SHARE

The hard slog of Wanaka mountain biking coach Gavin Key has helped steer the course for many elite riders around the country, which has led to coaching credentials and podium success for a flurry of young proteges. Central Otago reporter Adam Burns caught up with the hard-working mentor and discovered what drives his love of coaching.

For Wanaka’s Gavin Key, working a second gig is not considered a hardship.

Over the past eight years he has forged a name for himself as a highly reputable national mountain biking coach, having coached hundreds of riders across varying levels.

The 48-year-old has managed to juggle the role around family commitments and his day-to-day profession as a landscaper at Ecco Landscapes.

It helps when mountain biking and coaching are significant passions, Key says.

“The drive to do it comes quite easy for me.

“They say if you want something done you ask a busy person.

“I enjoy it, which makes a huge difference.”

The athletes under his watch have benefited greatly at various age group levels and have tackled mountain biking terrain across the country.

Key said he has received significant support from the local Wanaka business community and the Otago Community Trust and Skeggs Foundation for travel costs.

Several of Key’s riders who compete at elite levels have had podium finishes at the National Series, Oceania, European IXS Cup, NZDH and Secondary School championships.

Mountain biking talent coached by Key includes Wellington’s Nikki Clarke, Oamaru’s Luke Hayman and Ryan Maney, of Napier.

Under-17 downhill riders Ethan Blanchard, of Auckland, and Albe Snep, of Wellington, represented New Zealand at the UCI Mountain Biking World Cup in Andorra in July and have been training with Key over the past three years.

Rotorua’s Finn Parsons – who won a secondary school national title under Key – was also part of a 25-strong Kiwi team which competed in Canada earlier this month in the UCI Mountain Bike World Championships.

Key’s deeds have been recognised at a regional level, having twice been nominated for coach of the year at the Otago Sports Awards in 2016 and 2017.

Despite the plaudits as a mountain biking coach, Key himself was never a competitive rider.

His background encompasses experience in surfing and as a freestyle snowboarding coach, and he approaches mountain biking from an “educational” perspective, he said.

He was then accredited as a coach by Cycling New Zealand in 2013.

Three years later he was selected for SportNZ’s performance advance coaching programme, which he said was an invaluable experience.

“I took a lot away from that.”

He now runs a youth development programme and said he valued the process of athletes “doing the small things correctly” first as opposed to focusing purely on results.

“I know the energy I put in and the life skills these young guys are getting out of it is huge.

“Seeing the growth, not just as athletes, but as people is super rewarding.

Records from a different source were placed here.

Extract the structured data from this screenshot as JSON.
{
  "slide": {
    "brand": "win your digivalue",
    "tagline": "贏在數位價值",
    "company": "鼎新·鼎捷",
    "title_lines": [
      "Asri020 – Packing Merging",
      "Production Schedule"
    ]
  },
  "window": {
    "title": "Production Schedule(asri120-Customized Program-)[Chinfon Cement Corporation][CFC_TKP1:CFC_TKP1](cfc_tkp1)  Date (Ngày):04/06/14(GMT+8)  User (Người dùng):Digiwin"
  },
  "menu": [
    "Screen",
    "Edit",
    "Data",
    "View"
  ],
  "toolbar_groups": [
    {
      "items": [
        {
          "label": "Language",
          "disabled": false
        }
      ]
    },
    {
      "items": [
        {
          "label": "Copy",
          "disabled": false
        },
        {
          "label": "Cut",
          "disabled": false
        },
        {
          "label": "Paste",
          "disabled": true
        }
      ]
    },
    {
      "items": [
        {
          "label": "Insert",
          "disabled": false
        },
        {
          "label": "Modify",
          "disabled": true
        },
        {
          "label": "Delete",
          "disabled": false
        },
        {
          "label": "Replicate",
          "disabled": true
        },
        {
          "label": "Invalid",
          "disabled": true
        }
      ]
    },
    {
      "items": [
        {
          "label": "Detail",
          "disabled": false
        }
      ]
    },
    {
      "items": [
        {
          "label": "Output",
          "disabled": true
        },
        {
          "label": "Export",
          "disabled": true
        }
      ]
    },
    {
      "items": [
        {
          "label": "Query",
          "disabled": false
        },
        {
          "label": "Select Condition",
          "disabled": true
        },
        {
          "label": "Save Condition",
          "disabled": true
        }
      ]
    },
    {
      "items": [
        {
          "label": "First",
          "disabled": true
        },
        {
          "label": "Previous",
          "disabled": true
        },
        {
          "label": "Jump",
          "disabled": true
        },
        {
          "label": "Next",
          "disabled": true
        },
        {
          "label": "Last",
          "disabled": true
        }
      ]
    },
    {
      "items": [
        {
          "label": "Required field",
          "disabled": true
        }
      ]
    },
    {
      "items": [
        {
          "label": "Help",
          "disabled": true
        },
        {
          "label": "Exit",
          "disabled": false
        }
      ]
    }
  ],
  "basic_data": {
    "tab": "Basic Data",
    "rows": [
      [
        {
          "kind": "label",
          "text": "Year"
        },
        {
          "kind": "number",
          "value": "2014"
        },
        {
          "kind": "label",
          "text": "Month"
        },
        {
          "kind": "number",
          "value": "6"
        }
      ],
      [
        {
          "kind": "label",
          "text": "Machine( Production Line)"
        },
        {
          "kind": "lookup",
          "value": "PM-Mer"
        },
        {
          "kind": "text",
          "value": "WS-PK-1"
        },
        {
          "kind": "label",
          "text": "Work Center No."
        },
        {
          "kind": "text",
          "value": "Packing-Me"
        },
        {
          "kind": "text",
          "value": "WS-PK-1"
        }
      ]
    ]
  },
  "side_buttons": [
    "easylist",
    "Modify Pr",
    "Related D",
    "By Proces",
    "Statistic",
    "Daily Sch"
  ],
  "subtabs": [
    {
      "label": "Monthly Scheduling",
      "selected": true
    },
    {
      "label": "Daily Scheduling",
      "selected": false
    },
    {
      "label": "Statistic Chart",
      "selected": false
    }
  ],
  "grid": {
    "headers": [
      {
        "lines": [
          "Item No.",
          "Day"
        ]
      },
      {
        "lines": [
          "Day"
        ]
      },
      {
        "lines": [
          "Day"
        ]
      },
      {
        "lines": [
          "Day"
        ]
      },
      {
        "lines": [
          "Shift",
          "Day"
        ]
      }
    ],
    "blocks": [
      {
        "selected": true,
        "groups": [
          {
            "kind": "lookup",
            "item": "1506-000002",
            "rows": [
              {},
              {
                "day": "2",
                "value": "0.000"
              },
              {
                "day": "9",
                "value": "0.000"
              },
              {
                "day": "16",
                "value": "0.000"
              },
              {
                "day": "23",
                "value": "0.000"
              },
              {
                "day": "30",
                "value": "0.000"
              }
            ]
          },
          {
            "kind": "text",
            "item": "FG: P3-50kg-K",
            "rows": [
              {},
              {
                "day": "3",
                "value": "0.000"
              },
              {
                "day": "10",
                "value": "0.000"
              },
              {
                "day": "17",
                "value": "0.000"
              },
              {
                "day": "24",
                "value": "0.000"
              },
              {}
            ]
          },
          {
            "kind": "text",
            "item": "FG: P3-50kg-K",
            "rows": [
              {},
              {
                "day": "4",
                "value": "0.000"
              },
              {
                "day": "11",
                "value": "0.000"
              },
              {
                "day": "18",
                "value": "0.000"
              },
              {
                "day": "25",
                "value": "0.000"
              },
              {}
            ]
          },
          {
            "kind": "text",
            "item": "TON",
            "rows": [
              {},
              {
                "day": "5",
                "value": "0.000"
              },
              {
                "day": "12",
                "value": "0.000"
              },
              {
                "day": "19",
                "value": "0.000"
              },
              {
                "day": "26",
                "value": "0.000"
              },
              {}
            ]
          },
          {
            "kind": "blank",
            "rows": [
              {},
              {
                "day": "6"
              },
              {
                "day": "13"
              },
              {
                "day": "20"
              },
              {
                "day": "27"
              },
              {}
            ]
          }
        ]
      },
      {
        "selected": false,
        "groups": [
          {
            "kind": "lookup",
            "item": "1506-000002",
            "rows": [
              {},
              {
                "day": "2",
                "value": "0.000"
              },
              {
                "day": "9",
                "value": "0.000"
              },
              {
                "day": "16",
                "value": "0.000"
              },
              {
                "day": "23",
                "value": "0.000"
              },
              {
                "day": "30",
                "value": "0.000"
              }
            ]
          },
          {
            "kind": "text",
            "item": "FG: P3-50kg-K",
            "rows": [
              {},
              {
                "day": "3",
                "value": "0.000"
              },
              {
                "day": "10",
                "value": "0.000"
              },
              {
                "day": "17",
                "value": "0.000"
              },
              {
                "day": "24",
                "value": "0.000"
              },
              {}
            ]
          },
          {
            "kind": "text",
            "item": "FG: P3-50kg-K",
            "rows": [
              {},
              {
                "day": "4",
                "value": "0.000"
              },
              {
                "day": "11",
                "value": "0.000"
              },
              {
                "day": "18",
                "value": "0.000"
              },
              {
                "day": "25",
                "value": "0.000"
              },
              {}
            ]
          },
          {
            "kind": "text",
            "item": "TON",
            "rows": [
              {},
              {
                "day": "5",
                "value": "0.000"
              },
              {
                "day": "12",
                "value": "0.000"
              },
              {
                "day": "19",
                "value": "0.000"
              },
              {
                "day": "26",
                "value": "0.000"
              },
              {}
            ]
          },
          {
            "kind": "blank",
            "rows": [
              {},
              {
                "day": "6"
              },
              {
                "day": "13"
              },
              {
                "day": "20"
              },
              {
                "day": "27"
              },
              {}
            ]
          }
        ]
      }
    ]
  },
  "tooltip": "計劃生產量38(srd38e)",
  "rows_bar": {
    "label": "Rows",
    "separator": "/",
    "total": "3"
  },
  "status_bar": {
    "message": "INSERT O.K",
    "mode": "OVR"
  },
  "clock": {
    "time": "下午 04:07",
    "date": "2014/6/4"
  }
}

“That creates the bigger picture.”

As the mountain biking season kicks into gear, Key is grooming several elite riders for upcoming mountain biking dates, headlined by January’s National Championships in Dunedin.